A bail application by one man, John Patrick Clarke, 35, of Ardglen Place, Belfast, was adjourned.

The alleged victim, who cannot be named by court order, said he was targeted by men claiming to be republican paramilitaries in Belfast.

He handed over £8,500 in cash and then a further package containing more than £3,000 before police swooped during a planned operation in the city's Markets area in September, according to the prosecution.

Mr Clarke had applied for compassionate bail to attend the birth registration of his new-born child.

A Crown lawyer who opposed his release due to the risk of interference with witnesses claimed the accused was present when the first amount of money was paid out.

Mr Clarke, who faces two counts of blackmail, was arrested earlier this month.

He gave a statement saying he acted lawfully on behalf of a friend of Witness A, to whom the £8,500 was owed, the court heard.

A Crown lawyer said this friend - who was shot in the legs during a suspected paramilitary punishment attack in September - did not receive the money.

This man has since been alerted by police to a death threat against him, it was disclosed.

Amid claims that an organised crime gang was behind the suspected blackmail plot, Mr Henry added: "Witness A has been taken into the witness protection scheme but his family members are still in the Belfast area."

Defence lawyer Richard Greene told the court that all those involved in the case appeared to be known to each other.

He said it was claimed that Clarke had been present to obtain money owed by Witness A to the friend who was in hospital at the time.

Asked by the judge why the alleged victim would have been holding the cash, Mr Greene replied: "It seems inevitable from what Witness A is saying in his statement that he was money-laundering.

"It wasn't a result of any business he conducted that he held that money."

The barrister added: "There are serious concerns over the veracity and reliability of Witness A which extends beyond the money-laundering as far as his handling of that money is concerned.

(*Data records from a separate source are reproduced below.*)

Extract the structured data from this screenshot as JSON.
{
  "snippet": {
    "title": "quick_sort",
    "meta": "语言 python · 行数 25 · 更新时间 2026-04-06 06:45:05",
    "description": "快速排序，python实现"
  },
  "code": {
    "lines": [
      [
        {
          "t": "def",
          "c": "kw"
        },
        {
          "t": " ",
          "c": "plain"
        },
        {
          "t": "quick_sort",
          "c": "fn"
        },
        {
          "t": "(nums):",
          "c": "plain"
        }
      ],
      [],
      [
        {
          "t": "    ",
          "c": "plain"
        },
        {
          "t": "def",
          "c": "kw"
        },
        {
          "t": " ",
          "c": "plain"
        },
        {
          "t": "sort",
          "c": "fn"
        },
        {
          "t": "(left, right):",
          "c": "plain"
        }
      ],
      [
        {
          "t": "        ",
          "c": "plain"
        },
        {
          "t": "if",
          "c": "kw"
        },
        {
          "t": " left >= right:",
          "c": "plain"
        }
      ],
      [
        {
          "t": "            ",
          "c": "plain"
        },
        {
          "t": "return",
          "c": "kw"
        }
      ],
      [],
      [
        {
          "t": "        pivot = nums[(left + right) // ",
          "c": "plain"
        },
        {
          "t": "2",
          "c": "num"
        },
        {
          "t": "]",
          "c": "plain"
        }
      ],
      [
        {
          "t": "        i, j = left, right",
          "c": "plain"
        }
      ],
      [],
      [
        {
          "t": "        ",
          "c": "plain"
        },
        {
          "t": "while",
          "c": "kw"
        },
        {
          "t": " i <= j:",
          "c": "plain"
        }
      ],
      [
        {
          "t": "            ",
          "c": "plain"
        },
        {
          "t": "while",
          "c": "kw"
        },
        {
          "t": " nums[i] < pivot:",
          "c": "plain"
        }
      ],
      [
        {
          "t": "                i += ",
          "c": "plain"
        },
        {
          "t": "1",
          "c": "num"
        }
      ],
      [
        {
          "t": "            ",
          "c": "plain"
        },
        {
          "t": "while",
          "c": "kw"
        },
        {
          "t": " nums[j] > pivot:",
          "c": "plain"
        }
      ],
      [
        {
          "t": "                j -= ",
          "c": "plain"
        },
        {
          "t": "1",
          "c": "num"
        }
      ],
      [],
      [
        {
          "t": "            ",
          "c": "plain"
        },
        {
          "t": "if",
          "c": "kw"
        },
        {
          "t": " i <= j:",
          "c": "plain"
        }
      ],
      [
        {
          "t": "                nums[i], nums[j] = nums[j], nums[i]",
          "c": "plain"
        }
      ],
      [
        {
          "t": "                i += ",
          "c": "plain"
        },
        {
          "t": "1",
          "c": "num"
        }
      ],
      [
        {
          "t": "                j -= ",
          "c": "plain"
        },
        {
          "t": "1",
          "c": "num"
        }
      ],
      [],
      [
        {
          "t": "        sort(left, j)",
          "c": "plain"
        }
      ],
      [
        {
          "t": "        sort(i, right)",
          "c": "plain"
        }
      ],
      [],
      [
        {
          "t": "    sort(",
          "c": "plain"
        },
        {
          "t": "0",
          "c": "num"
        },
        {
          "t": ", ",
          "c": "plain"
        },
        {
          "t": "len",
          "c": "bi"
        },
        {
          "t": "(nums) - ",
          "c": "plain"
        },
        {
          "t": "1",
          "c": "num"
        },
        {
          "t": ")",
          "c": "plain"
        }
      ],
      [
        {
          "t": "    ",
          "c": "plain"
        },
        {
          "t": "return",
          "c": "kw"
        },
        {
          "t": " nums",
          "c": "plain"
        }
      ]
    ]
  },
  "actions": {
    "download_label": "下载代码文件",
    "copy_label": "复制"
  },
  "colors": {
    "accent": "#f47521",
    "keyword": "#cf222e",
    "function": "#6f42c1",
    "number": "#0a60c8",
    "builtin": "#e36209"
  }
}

"It extends to (the belief) that he has a significant drugs problem going on for a number of years.

"It's a murky world, but it's a murky world from the Crown's perspective as well."